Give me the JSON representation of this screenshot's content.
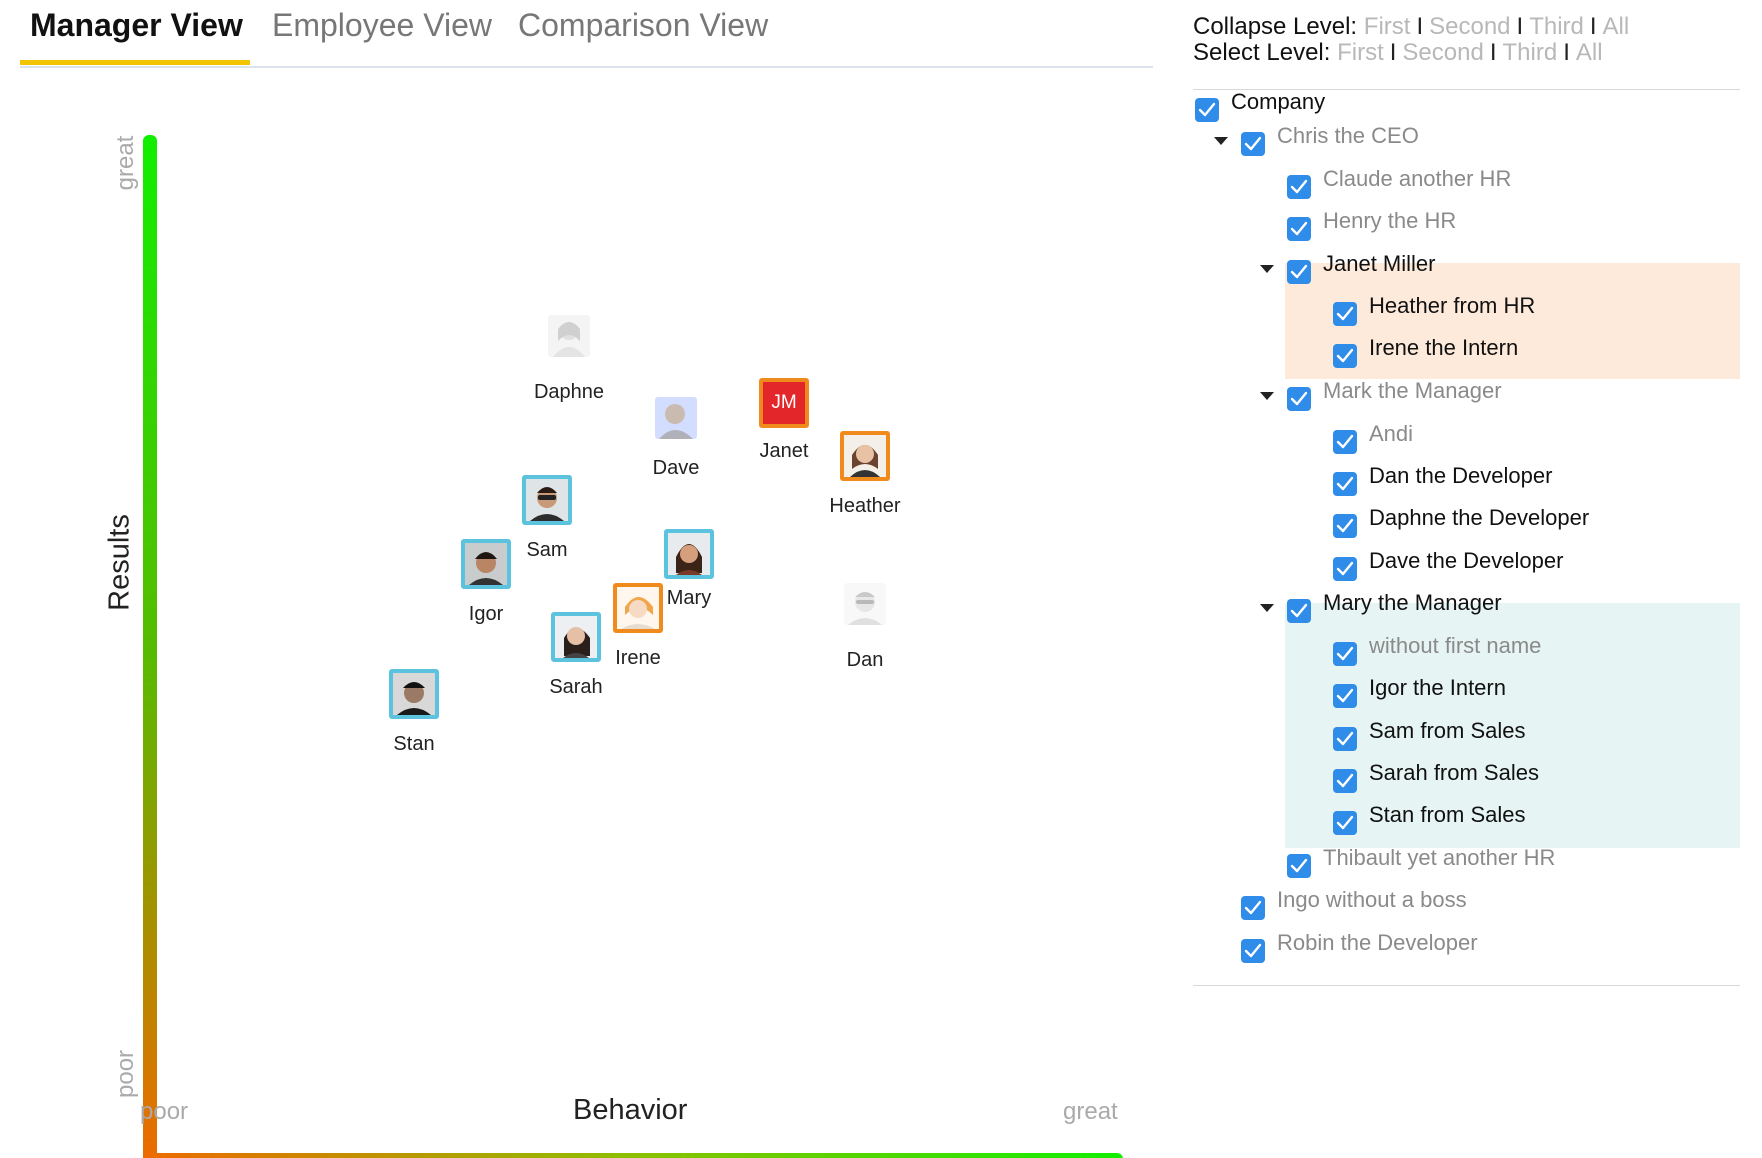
{
  "tabs": [
    {
      "label": "Manager View",
      "active": true
    },
    {
      "label": "Employee View",
      "active": false
    },
    {
      "label": "Comparison View",
      "active": false
    }
  ],
  "chart": {
    "y_title": "Results",
    "x_title": "Behavior",
    "y_low": "poor",
    "y_high": "great",
    "x_low": "poor",
    "x_high": "great",
    "gradient_colors": {
      "good": "#11ee00",
      "bad": "#ee6a00"
    }
  },
  "people": [
    {
      "name": "Daphne",
      "style": "faded"
    },
    {
      "name": "Dave",
      "style": "faded"
    },
    {
      "name": "Janet",
      "style": "initials",
      "initials": "JM"
    },
    {
      "name": "Heather",
      "style": "orange"
    },
    {
      "name": "Sam",
      "style": "bordered"
    },
    {
      "name": "Igor",
      "style": "bordered"
    },
    {
      "name": "Mary",
      "style": "bordered"
    },
    {
      "name": "Irene",
      "style": "orange"
    },
    {
      "name": "Sarah",
      "style": "bordered"
    },
    {
      "name": "Dan",
      "style": "faded"
    },
    {
      "name": "Stan",
      "style": "bordered"
    }
  ],
  "levels": {
    "collapse_label": "Collapse Level:",
    "select_label": "Select Level:",
    "options": [
      "First",
      "Second",
      "Third",
      "All"
    ]
  },
  "tree": [
    {
      "label": "Company",
      "depth": 0,
      "caret": false,
      "tone": "dark"
    },
    {
      "label": "Chris the CEO",
      "depth": 1,
      "caret": true,
      "tone": "grey"
    },
    {
      "label": "Claude another HR",
      "depth": 2,
      "caret": false,
      "tone": "grey"
    },
    {
      "label": "Henry the HR",
      "depth": 2,
      "caret": false,
      "tone": "grey"
    },
    {
      "label": "Janet Miller",
      "depth": 2,
      "caret": true,
      "tone": "dark"
    },
    {
      "label": "Heather from HR",
      "depth": 3,
      "caret": false,
      "tone": "dark"
    },
    {
      "label": "Irene the Intern",
      "depth": 3,
      "caret": false,
      "tone": "dark"
    },
    {
      "label": "Mark the Manager",
      "depth": 2,
      "caret": true,
      "tone": "grey"
    },
    {
      "label": "Andi",
      "depth": 3,
      "caret": false,
      "tone": "grey"
    },
    {
      "label": "Dan the Developer",
      "depth": 3,
      "caret": false,
      "tone": "dark"
    },
    {
      "label": "Daphne the Developer",
      "depth": 3,
      "caret": false,
      "tone": "dark"
    },
    {
      "label": "Dave the Developer",
      "depth": 3,
      "caret": false,
      "tone": "dark"
    },
    {
      "label": "Mary the Manager",
      "depth": 2,
      "caret": true,
      "tone": "dark"
    },
    {
      "label": "without first name",
      "depth": 3,
      "caret": false,
      "tone": "grey"
    },
    {
      "label": "Igor the Intern",
      "depth": 3,
      "caret": false,
      "tone": "dark"
    },
    {
      "label": "Sam from Sales",
      "depth": 3,
      "caret": false,
      "tone": "dark"
    },
    {
      "label": "Sarah from Sales",
      "depth": 3,
      "caret": false,
      "tone": "dark"
    },
    {
      "label": "Stan from Sales",
      "depth": 3,
      "caret": false,
      "tone": "dark"
    },
    {
      "label": "Thibault yet another HR",
      "depth": 2,
      "caret": false,
      "tone": "grey"
    },
    {
      "label": "Ingo without a boss",
      "depth": 1,
      "caret": false,
      "tone": "grey"
    },
    {
      "label": "Robin the Developer",
      "depth": 1,
      "caret": false,
      "tone": "grey"
    }
  ],
  "highlight_colors": {
    "janet_group": "#fdeadb",
    "mary_group": "#e6f5f3"
  }
}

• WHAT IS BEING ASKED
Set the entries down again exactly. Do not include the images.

• ANSWER FOR THE TASK
Give me the JSON representation of this screenshot's content.
{
  "tabs": [
    {
      "label": "Manager View",
      "active": true
    },
    {
      "label": "Employee View",
      "active": false
    },
    {
      "label": "Comparison View",
      "active": false
    }
  ],
  "chart": {
    "y_title": "Results",
    "x_title": "Behavior",
    "y_low": "poor",
    "y_high": "great",
    "x_low": "poor",
    "x_high": "great",
    "gradient_colors": {
      "good": "#11ee00",
      "bad": "#ee6a00"
    }
  },
  "people": [
    {
      "name": "Daphne",
      "style": "faded"
    },
    {
      "name": "Dave",
      "style": "faded"
    },
    {
      "name": "Janet",
      "style": "initials",
      "initials": "JM"
    },
    {
      "name": "Heather",
      "style": "orange"
    },
    {
      "name": "Sam",
      "style": "bordered"
    },
    {
      "name": "Igor",
      "style": "bordered"
    },
    {
      "name": "Mary",
      "style": "bordered"
    },
    {
      "name": "Irene",
      "style": "orange"
    },
    {
      "name": "Sarah",
      "style": "bordered"
    },
    {
      "name": "Dan",
      "style": "faded"
    },
    {
      "name": "Stan",
      "style": "bordered"
    }
  ],
  "levels": {
    "collapse_label": "Collapse Level:",
    "select_label": "Select Level:",
    "options": [
      "First",
      "Second",
      "Third",
      "All"
    ]
  },
  "tree": [
    {
      "label": "Company",
      "depth": 0,
      "caret": false,
      "tone": "dark"
    },
    {
      "label": "Chris the CEO",
      "depth": 1,
      "caret": true,
      "tone": "grey"
    },
    {
      "label": "Claude another HR",
      "depth": 2,
      "caret": false,
      "tone": "grey"
    },
    {
      "label": "Henry the HR",
      "depth": 2,
      "caret": false,
      "tone": "grey"
    },
    {
      "label": "Janet Miller",
      "depth": 2,
      "caret": true,
      "tone": "dark"
    },
    {
      "label": "Heather from HR",
      "depth": 3,
      "caret": false,
      "tone": "dark"
    },
    {
      "label": "Irene the Intern",
      "depth": 3,
      "caret": false,
      "tone": "dark"
    },
    {
      "label": "Mark the Manager",
      "depth": 2,
      "caret": true,
      "tone": "grey"
    },
    {
      "label": "Andi",
      "depth": 3,
      "caret": false,
      "tone": "grey"
    },
    {
      "label": "Dan the Developer",
      "depth": 3,
      "caret": false,
      "tone": "dark"
    },
    {
      "label": "Daphne the Developer",
      "depth": 3,
      "caret": false,
      "tone": "dark"
    },
    {
      "label": "Dave the Developer",
      "depth": 3,
      "caret": false,
      "tone": "dark"
    },
    {
      "label": "Mary the Manager",
      "depth": 2,
      "caret": true,
      "tone": "dark"
    },
    {
      "label": "without first name",
      "depth": 3,
      "caret": false,
      "tone": "grey"
    },
    {
      "label": "Igor the Intern",
      "depth": 3,
      "caret": false,
      "tone": "dark"
    },
    {
      "label": "Sam from Sales",
      "depth": 3,
      "caret": false,
      "tone": "dark"
    },
    {
      "label": "Sarah from Sales",
      "depth": 3,
      "caret": false,
      "tone": "dark"
    },
    {
      "label": "Stan from Sales",
      "depth": 3,
      "caret": false,
      "tone": "dark"
    },
    {
      "label": "Thibault yet another HR",
      "depth": 2,
      "caret": false,
      "tone": "grey"
    },
    {
      "label": "Ingo without a boss",
      "depth": 1,
      "caret": false,
      "tone": "grey"
    },
    {
      "label": "Robin the Developer",
      "depth": 1,
      "caret": false,
      "tone": "grey"
    }
  ],
  "highlight_colors": {
    "janet_group": "#fdeadb",
    "mary_group": "#e6f5f3"
  }
}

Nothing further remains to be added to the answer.